**Task brief:** A single number is the whole answer: the count of lines in the records where "icon" occurs.

Stored dataset items:

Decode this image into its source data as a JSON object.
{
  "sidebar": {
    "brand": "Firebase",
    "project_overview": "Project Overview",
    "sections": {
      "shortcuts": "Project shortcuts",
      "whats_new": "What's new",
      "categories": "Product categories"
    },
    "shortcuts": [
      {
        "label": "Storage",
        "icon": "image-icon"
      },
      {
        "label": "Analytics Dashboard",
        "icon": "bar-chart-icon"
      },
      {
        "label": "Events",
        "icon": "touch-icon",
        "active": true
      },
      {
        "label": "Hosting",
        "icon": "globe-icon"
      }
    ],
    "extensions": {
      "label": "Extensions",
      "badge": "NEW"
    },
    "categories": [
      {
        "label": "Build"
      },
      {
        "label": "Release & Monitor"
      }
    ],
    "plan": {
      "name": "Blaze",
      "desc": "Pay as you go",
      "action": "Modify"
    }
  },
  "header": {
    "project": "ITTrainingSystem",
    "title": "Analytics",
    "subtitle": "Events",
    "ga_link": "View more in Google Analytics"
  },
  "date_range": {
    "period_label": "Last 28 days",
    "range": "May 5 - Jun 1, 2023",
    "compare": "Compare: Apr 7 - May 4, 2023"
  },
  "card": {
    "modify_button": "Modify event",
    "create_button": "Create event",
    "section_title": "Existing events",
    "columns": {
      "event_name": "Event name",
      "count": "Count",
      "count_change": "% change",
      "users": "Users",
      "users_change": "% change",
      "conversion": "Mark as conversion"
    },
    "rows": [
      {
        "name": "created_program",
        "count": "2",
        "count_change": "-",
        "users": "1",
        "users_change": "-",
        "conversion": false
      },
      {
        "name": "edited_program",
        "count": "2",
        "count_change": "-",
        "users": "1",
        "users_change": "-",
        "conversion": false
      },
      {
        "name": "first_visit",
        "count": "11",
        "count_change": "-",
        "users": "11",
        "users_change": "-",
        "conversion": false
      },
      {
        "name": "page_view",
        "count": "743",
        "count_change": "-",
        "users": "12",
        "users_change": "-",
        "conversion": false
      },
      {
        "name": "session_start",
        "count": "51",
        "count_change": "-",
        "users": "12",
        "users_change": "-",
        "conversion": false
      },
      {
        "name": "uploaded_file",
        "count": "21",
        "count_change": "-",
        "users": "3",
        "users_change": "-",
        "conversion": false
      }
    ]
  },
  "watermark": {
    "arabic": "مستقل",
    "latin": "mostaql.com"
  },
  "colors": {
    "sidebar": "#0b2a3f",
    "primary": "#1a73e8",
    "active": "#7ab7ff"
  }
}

**Exercise result:** 4